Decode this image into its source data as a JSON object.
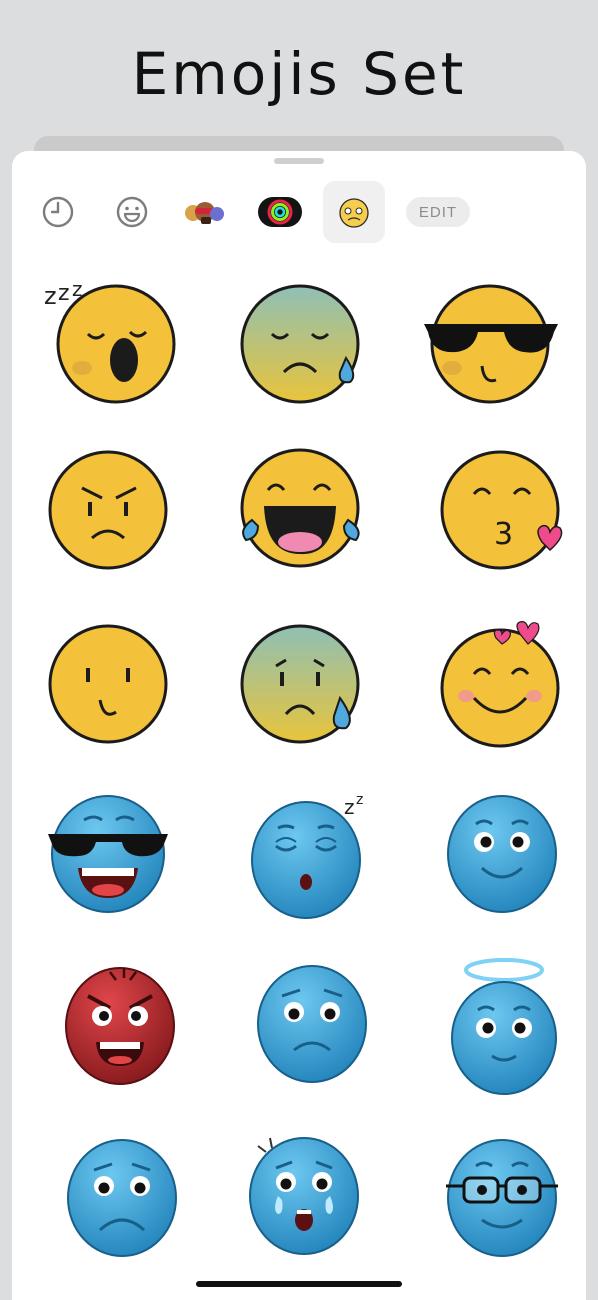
{
  "app": {
    "title": "Emojis Set"
  },
  "toolbar": {
    "tabs": [
      {
        "name": "recent",
        "icon": "clock-icon"
      },
      {
        "name": "smileys",
        "icon": "smiley-icon"
      },
      {
        "name": "memoji",
        "icon": "memoji-stickers-icon"
      },
      {
        "name": "activity",
        "icon": "activity-rings-icon"
      },
      {
        "name": "emojis-set",
        "icon": "emoji-sticker-pack-icon",
        "selected": true
      }
    ],
    "edit_label": "EDIT"
  },
  "stickers": [
    {
      "name": "yellow-yawning-sleepy"
    },
    {
      "name": "yellow-sad-sweat"
    },
    {
      "name": "yellow-sunglasses-cool"
    },
    {
      "name": "yellow-angry"
    },
    {
      "name": "yellow-laughing-tears"
    },
    {
      "name": "yellow-kiss-heart"
    },
    {
      "name": "yellow-simple-smile"
    },
    {
      "name": "yellow-sad-tear"
    },
    {
      "name": "yellow-love-hearts"
    },
    {
      "name": "blue-sunglasses-grin"
    },
    {
      "name": "blue-sleeping"
    },
    {
      "name": "blue-smile"
    },
    {
      "name": "red-angry"
    },
    {
      "name": "blue-worried"
    },
    {
      "name": "blue-angel-halo"
    },
    {
      "name": "blue-frown"
    },
    {
      "name": "blue-crying"
    },
    {
      "name": "blue-glasses-nerd"
    }
  ],
  "colors": {
    "yellow": "#f3c13a",
    "greenish": "#9ec27a",
    "blue": "#2b9bd6",
    "red": "#b3232a",
    "outline": "#1b1b1b"
  }
}
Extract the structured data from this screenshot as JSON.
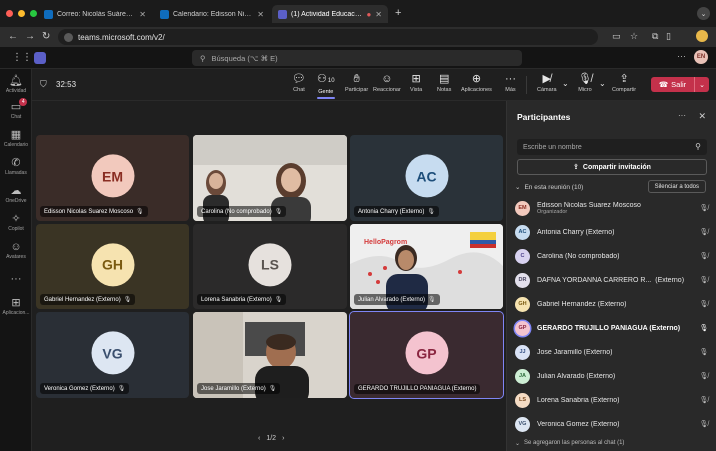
{
  "browser": {
    "tabs": [
      {
        "title": "Correo: Nicolás Suárez - Outl",
        "favicon_color": "#0f6cbd"
      },
      {
        "title": "Calendario: Edisson Nicolas S",
        "favicon_color": "#0f6cbd"
      },
      {
        "title": "(1) Actividad Educación A",
        "favicon_color": "#5b5fc7"
      }
    ],
    "new_tab": "+",
    "url": "teams.microsoft.com/v2/"
  },
  "teams": {
    "search_placeholder": "Búsqueda (⌥ ⌘ E)",
    "me_initials": "EN",
    "rail": [
      {
        "label": "Actividad",
        "icon": "bell-icon"
      },
      {
        "label": "Chat",
        "icon": "chat-icon",
        "badge": "4"
      },
      {
        "label": "Calendario",
        "icon": "calendar-icon"
      },
      {
        "label": "Llamadas",
        "icon": "phone-icon"
      },
      {
        "label": "OneDrive",
        "icon": "cloud-icon"
      },
      {
        "label": "Copilot",
        "icon": "copilot-icon"
      },
      {
        "label": "Avatares",
        "icon": "avatar-icon"
      },
      {
        "label": "",
        "icon": "more-icon"
      },
      {
        "label": "Aplicacion...",
        "icon": "apps-icon"
      }
    ]
  },
  "meeting": {
    "timer": "32:53",
    "toolbar": [
      {
        "label": "Chat",
        "icon": "chat-icon"
      },
      {
        "label": "Gente",
        "icon": "people-icon",
        "count": "10",
        "active": true
      },
      {
        "label": "Participar",
        "icon": "raise-hand-icon"
      },
      {
        "label": "Reaccionar",
        "icon": "reaction-icon"
      },
      {
        "label": "Vista",
        "icon": "view-icon"
      },
      {
        "label": "Notas",
        "icon": "notes-icon"
      },
      {
        "label": "Aplicaciones",
        "icon": "add-apps-icon"
      },
      {
        "label": "Más",
        "icon": "more-icon"
      },
      {
        "label": "Cámara",
        "icon": "camera-off-icon"
      },
      {
        "label": "Micro",
        "icon": "mic-off-icon"
      },
      {
        "label": "Compartir",
        "icon": "share-icon"
      }
    ],
    "leave_label": "Salir",
    "pager": {
      "prev": "‹",
      "label": "1/2",
      "next": "›"
    },
    "tiles": [
      {
        "name": "Edisson Nicolas Suarez Moscoso",
        "initials": "EM",
        "bg": "#3a2c28",
        "avatar_bg": "#f2c9bd",
        "avatar_fg": "#8a2d22",
        "video": false
      },
      {
        "name": "Carolina (No comprobado)",
        "initials": "",
        "bg": "#d9d6d0",
        "video": true,
        "kind": "two-women"
      },
      {
        "name": "Antonia Charry (Externo)",
        "initials": "AC",
        "bg": "#2a3239",
        "avatar_bg": "#c7dcf0",
        "avatar_fg": "#1d4e7a",
        "video": false
      },
      {
        "name": "Gabriel Hernandez (Externo)",
        "initials": "GH",
        "bg": "#3a3424",
        "avatar_bg": "#f6e3b0",
        "avatar_fg": "#7a5a10",
        "video": false
      },
      {
        "name": "Lorena Sanabria (Externo)",
        "initials": "LS",
        "bg": "#2b2a2a",
        "avatar_bg": "#e6e1dd",
        "avatar_fg": "#5a5450",
        "video": false
      },
      {
        "name": "Julian Alvarado (Externo)",
        "initials": "",
        "bg": "#eaeaea",
        "video": true,
        "kind": "man-map"
      },
      {
        "name": "Veronica Gomez (Externo)",
        "initials": "VG",
        "bg": "#2a2f36",
        "avatar_bg": "#dde6f2",
        "avatar_fg": "#3a4f6e",
        "video": false
      },
      {
        "name": "Jose Jaramillo (Externo)",
        "initials": "",
        "bg": "#9a9590",
        "video": true,
        "kind": "man-room"
      },
      {
        "name": "GERARDO TRUJILLO PANIAGUA (Externo)",
        "initials": "GP",
        "bg": "#3a2a30",
        "avatar_bg": "#f4c3cf",
        "avatar_fg": "#8a2540",
        "video": false,
        "speaking": true
      }
    ]
  },
  "participants": {
    "title": "Participantes",
    "search_placeholder": "Escribe un nombre",
    "share_label": "Compartir invitación",
    "section_label": "En esta reunión (10)",
    "mute_all_label": "Silenciar a todos",
    "list": [
      {
        "initials": "EM",
        "name": "Edisson Nicolas Suarez Moscoso",
        "role": "Organizador",
        "bg": "#f2c9bd",
        "fg": "#8a2d22",
        "mic": "off"
      },
      {
        "initials": "AC",
        "name": "Antonia Charry (Externo)",
        "role": "",
        "bg": "#c7dcf0",
        "fg": "#1d4e7a",
        "mic": "off"
      },
      {
        "initials": "C",
        "name": "Carolina (No comprobado)",
        "role": "",
        "bg": "#d8d2f0",
        "fg": "#4b3f8a",
        "mic": "off"
      },
      {
        "initials": "DR",
        "name": "DAFNA YORDANNA CARRERO R...",
        "tag": "(Externo)",
        "role": "",
        "bg": "#e3e0ec",
        "fg": "#4a4560",
        "mic": "off"
      },
      {
        "initials": "GH",
        "name": "Gabriel Hernandez (Externo)",
        "role": "",
        "bg": "#f6e3b0",
        "fg": "#7a5a10",
        "mic": "off"
      },
      {
        "initials": "GP",
        "name": "GERARDO TRUJILLO PANIAGUA (Externo)",
        "role": "",
        "bg": "#f4c3cf",
        "fg": "#8a2540",
        "mic": "on",
        "bold": true,
        "ring": true
      },
      {
        "initials": "JJ",
        "name": "Jose Jaramillo (Externo)",
        "role": "",
        "bg": "#d9e2f5",
        "fg": "#2e4a80",
        "mic": "on"
      },
      {
        "initials": "JA",
        "name": "Julian Alvarado (Externo)",
        "role": "",
        "bg": "#cdeed4",
        "fg": "#2a6a38",
        "mic": "off"
      },
      {
        "initials": "LS",
        "name": "Lorena Sanabria (Externo)",
        "role": "",
        "bg": "#f5dcc4",
        "fg": "#7a4a20",
        "mic": "off"
      },
      {
        "initials": "VG",
        "name": "Veronica Gomez (Externo)",
        "role": "",
        "bg": "#dde6f2",
        "fg": "#3a4f6e",
        "mic": "off"
      }
    ],
    "footer_label": "Se agregaron las personas al chat (1)"
  }
}
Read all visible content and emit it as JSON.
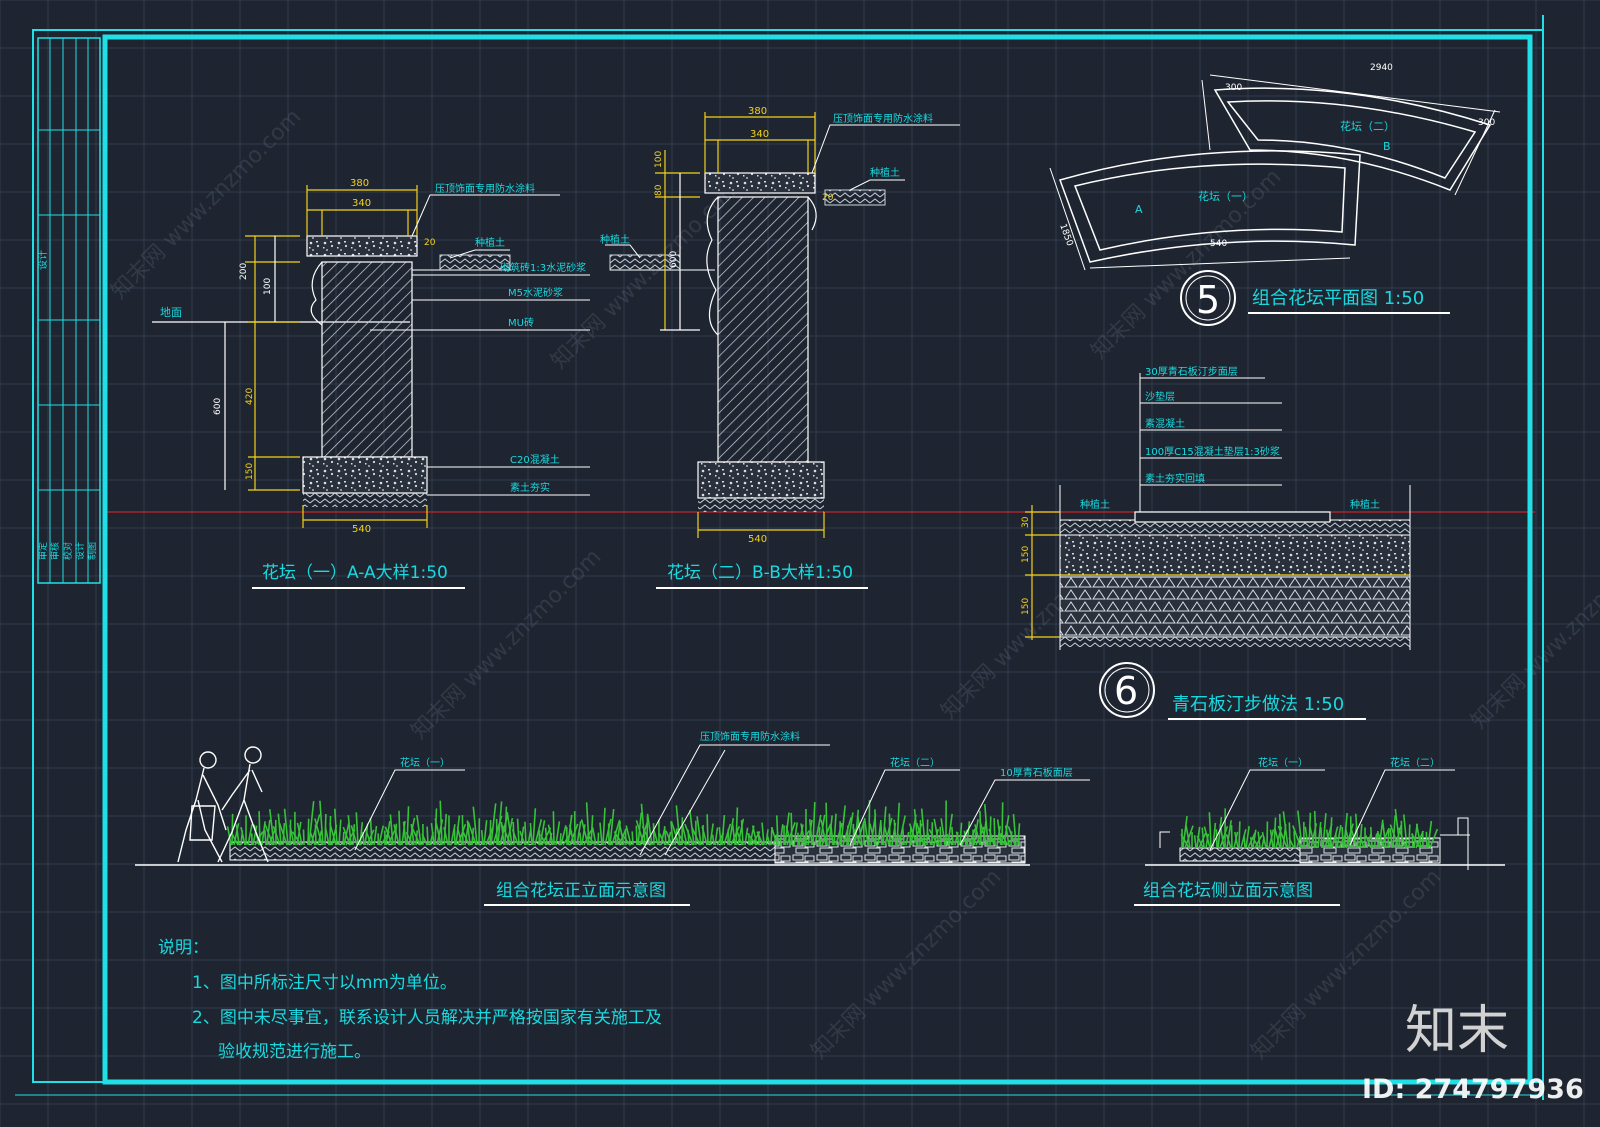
{
  "colors": {
    "background": "#1f2530",
    "grid": "#2f3b4e",
    "frame": "#1fe0e6",
    "hatch": "#c9d2da",
    "dimension": "#f2d21b",
    "leader": "#ffffff",
    "text": "#19d9e0",
    "plants": "#37c23a",
    "redline": "#c0262b",
    "watermark": "#9aa3b2"
  },
  "title_block": {
    "top_label": "设计",
    "bottom_labels": [
      "审定",
      "审核",
      "校对",
      "设计",
      "制图"
    ]
  },
  "section_a": {
    "title": "花坛（一）A-A大样1:50",
    "dims_top": [
      "380",
      "340",
      "20"
    ],
    "dims_left": [
      "200",
      "100",
      "600",
      "420",
      "150"
    ],
    "dim_bottom": "540",
    "labels": [
      "压顶饰面专用防水涂料",
      "种植土",
      "砌筑砖1:3水泥砂浆",
      "M5水泥砂浆",
      "MU砖",
      "C20混凝土",
      "素土夯实"
    ],
    "ground_label": "地面"
  },
  "section_b": {
    "title": "花坛（二）B-B大样1:50",
    "dims_top": [
      "380",
      "340",
      "20"
    ],
    "dims_left": [
      "100",
      "80",
      "600"
    ],
    "dim_bottom": "540",
    "labels": [
      "压顶饰面专用防水涂料",
      "种植土",
      "种植土"
    ]
  },
  "plan": {
    "number": "5",
    "title": "组合花坛平面图 1:50",
    "labels": [
      "花坛（一）",
      "花坛（二）",
      "A",
      "B"
    ],
    "dims": [
      "300",
      "1850",
      "2940",
      "540",
      "300"
    ]
  },
  "paving": {
    "number": "6",
    "title": "青石板汀步做法 1:50",
    "layers": [
      "30厚青石板汀步面层",
      "沙垫层",
      "素混凝土",
      "100厚C15混凝土垫层1:3砂浆",
      "素土夯实回填"
    ],
    "side_labels": [
      "种植土",
      "种植土"
    ],
    "dims": [
      "30",
      "150",
      "150"
    ]
  },
  "front_elevation": {
    "title": "组合花坛正立面示意图",
    "labels": [
      "花坛（一）",
      "压顶饰面专用防水涂料",
      "花坛（二）",
      "10厚青石板面层"
    ]
  },
  "side_elevation": {
    "title": "组合花坛侧立面示意图",
    "labels": [
      "花坛（一）",
      "花坛（二）"
    ]
  },
  "notes": {
    "heading": "说明：",
    "lines": [
      "1、图中所标注尺寸以mm为单位。",
      "2、图中未尽事宜，联系设计人员解决并严格按国家有关施工及",
      "验收规范进行施工。"
    ]
  },
  "logo": {
    "text": "知末",
    "id": "ID: 274797936",
    "watermark": "知末网 www.znzmo.com"
  }
}
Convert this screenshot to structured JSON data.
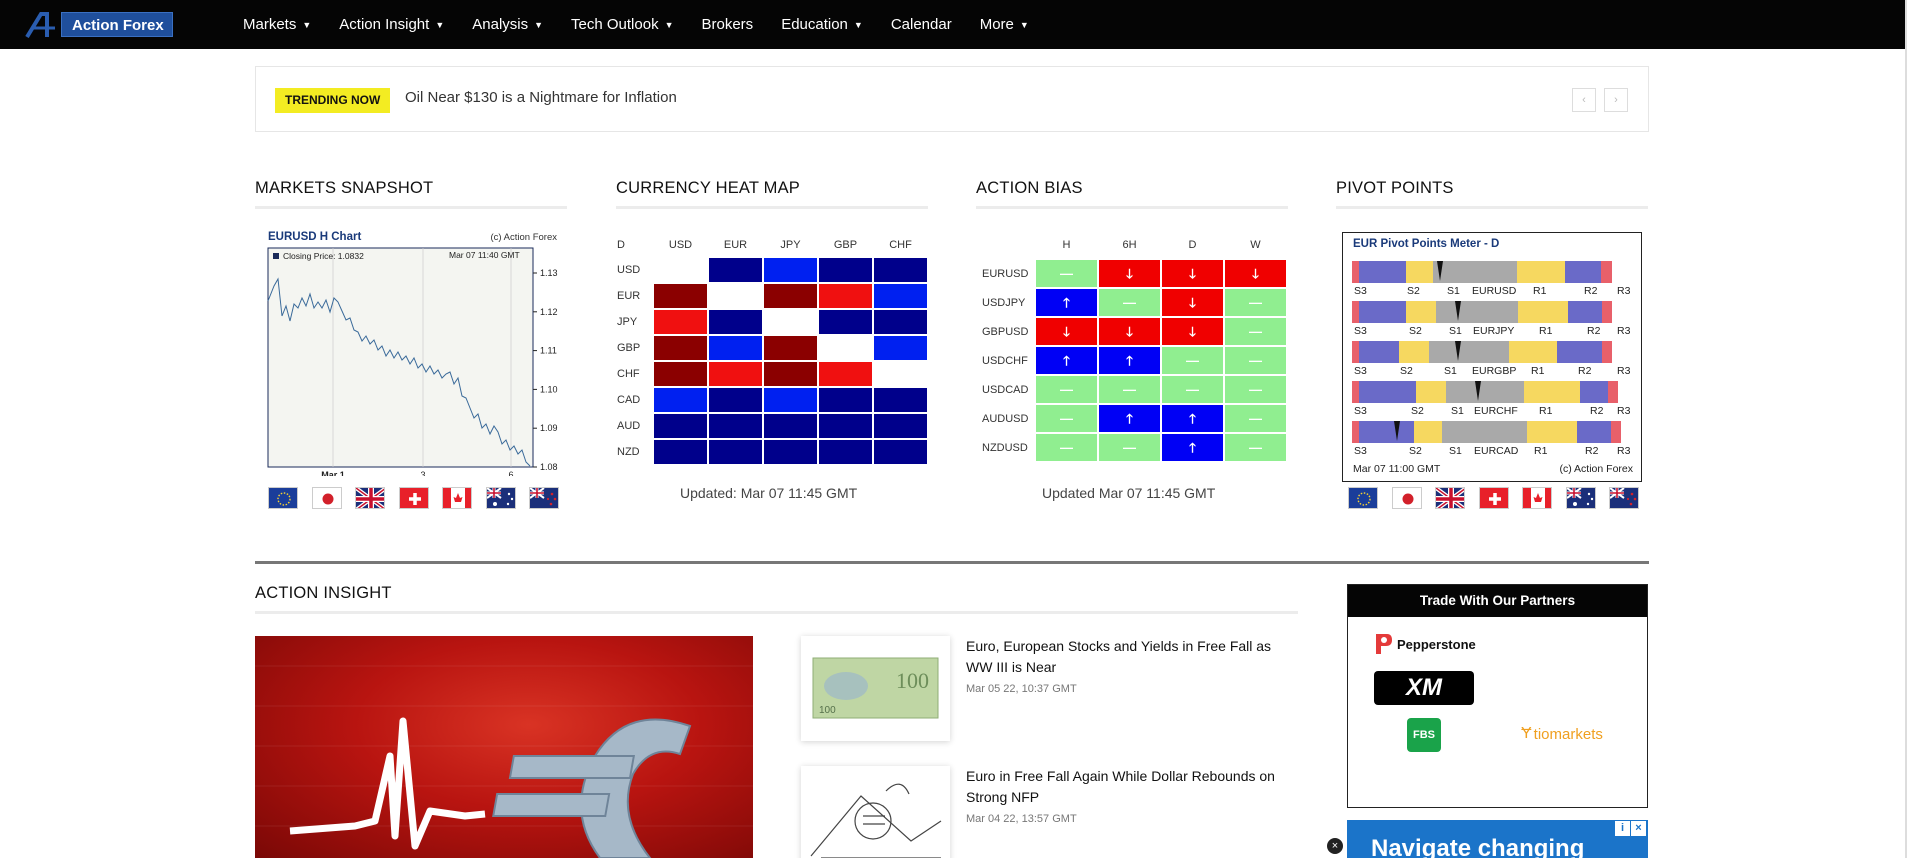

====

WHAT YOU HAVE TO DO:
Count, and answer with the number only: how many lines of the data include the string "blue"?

RESPONSE:
9